I have now a moment in time to blog. For the last several weeks I have been busily coping with my household being invaded by workers. My wife and I dismantled our master bedroom and the library, packed everything away within our condo, and protected it from the construction dust. Dismantling the library meant moving 7 book shelves, two sets of desks, and disconnecting myself from the web. We draped plastic across doorways, hung it from ceilings and used it to cover furniture. It was like being stuck in a state of being perpetually half-moved.
It was horrible. And it was stressful.
The city mandated work was completed last Friday. I painted like a madman, and between the walls and ceilings of the two spaces, spread by roller and brush 11 gallons of paint. This last week we began to re-assemble our home. I finished most of the baseboard work, and today I attached the last of the drapery hardware and then we hung the draperies.

This is the first writing I've done since the end of May. Even now it is relatively late, after having watched 'The Dog Whisperer.'

Now I would like to share some lessons learned in being a purchaser of a condo.
When we chose to buy our home in 2003 — which is only our second home purchase — we were told that previous owners had made some 'simple' changes to the second floor loft area. The real estate agent elaborated that some 'unlivable' storage space had been recovered by having a wall knocked down and a floor put in. The agent made no reference to the work having been done with or without permits, and my wife and I knew not enough to ask about that.

Two years ago a disgruntled strata owner complained to the city about the changes. Her objective was to have the allocated unit entitlements changed to reflect the changed living area of the lofts. However, she approached this incorrectly, as the city has no jurisdiction over changing unit entitlements. Such a change falls under provincial statutes, not municipal, and is a very onerous change to effect.

In an interesting turn, when the city checked their records for permitted changes they discovered that they had not a single permit registered against our complex of four buildings.
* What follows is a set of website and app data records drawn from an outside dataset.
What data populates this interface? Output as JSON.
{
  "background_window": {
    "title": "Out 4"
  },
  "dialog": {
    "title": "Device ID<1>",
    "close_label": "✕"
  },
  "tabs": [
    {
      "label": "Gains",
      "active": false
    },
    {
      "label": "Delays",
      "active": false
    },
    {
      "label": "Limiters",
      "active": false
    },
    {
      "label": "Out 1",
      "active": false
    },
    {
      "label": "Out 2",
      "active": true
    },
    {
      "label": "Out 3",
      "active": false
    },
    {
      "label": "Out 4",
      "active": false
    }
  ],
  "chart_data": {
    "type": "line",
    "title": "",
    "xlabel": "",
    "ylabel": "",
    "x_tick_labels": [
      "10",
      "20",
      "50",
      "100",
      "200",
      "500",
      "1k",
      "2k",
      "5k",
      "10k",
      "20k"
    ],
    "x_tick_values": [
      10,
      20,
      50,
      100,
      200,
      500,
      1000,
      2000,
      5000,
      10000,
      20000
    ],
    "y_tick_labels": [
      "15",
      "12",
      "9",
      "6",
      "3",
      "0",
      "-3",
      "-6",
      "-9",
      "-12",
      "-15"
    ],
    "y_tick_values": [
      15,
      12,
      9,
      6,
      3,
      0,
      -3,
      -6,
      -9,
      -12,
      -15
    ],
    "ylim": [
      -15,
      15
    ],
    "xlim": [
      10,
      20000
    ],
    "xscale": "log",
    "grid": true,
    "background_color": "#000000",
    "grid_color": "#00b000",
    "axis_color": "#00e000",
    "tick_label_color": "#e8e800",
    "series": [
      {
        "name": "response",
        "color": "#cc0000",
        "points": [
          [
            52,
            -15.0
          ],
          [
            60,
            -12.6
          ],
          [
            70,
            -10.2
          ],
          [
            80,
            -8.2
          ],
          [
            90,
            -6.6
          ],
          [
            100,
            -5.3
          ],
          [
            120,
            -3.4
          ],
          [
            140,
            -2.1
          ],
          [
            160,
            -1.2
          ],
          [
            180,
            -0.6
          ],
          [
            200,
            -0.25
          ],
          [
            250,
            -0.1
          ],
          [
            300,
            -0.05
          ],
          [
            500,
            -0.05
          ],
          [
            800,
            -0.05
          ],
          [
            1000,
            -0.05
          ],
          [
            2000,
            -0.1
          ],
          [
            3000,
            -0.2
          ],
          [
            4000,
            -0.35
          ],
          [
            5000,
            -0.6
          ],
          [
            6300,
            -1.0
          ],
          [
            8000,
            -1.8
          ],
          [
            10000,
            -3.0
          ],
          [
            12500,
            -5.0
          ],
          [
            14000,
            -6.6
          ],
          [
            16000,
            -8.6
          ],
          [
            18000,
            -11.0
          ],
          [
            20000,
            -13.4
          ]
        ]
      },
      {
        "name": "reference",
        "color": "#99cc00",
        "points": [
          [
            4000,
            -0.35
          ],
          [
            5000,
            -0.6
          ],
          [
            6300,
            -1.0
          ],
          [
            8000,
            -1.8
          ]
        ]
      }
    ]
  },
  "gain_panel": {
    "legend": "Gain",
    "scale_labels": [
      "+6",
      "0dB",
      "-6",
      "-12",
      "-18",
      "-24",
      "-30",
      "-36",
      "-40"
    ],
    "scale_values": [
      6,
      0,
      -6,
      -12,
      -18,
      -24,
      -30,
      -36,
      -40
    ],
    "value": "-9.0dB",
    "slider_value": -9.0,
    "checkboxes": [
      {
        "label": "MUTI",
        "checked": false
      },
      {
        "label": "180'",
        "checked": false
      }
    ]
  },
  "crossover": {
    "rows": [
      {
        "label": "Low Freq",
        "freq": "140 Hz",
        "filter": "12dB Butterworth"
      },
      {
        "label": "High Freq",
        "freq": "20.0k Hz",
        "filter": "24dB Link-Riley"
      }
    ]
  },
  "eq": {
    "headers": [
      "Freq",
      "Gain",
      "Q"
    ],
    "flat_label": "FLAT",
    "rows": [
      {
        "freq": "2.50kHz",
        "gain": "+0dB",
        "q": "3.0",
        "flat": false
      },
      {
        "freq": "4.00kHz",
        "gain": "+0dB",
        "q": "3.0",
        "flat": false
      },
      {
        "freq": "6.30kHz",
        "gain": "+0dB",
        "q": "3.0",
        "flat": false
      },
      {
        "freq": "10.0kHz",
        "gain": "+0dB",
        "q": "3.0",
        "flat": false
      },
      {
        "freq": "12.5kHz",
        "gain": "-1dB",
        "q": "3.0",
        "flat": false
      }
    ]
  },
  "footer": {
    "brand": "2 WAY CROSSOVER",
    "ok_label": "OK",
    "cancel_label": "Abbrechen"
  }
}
As this was known to be untrue, one of the owners had his signed permit taken to the city. Sure enough the city was unable to find their copy of it in their system. Thereupon the clerk confessed that a system change in previous years had 'lost' records, and that it looked like our building complex was one of those so affected.

After negotiating with the city on how best to proceed, our complex hired a city-acceptable civil engineer who accepted responsibility for investigating all the 151 units and common areas for changes and then over seeing that the deficiencies to the building code were rectified. For most the fixes were $10k plus, with a few into the 20s. Ours was small, one of the smallest in the building, at just under 4k because who ever had done the work had done almost everything properly, with the proper joists and joist hangers, proper headers and fire rated gyproc (mostly), and vapour barrier.
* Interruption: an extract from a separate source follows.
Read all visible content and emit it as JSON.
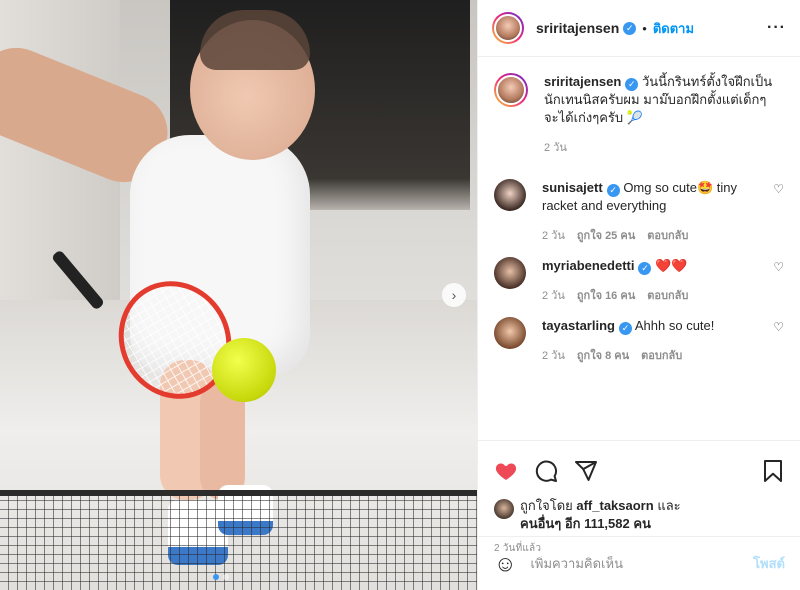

After the inspection and the repair work was completed, I did the painting, and took advantage of the contractor's scaffolding to paint the ceiling, beyond what had been repaired.


Ensure that your changes are municipally permitted. When buying a place, ask if there have been changes and whether or not they have been permitted. And if they have, get the signed copies from seller or his/her agent. (With permits my wife and i would have had far less disruption and cost.) Also, i recommend that you (or your agent) visit city hall to check if there have been permits issued against the unit. If changes have been made, and permits are not available, use this to bargain for a lower price. Our neighbours up the corridor are looking at a bill of between 100 and 200 thousand to fix the un-permitted changes, a fix which will have a devastating and possibly irrevocable impact on their magazine-beautiful home.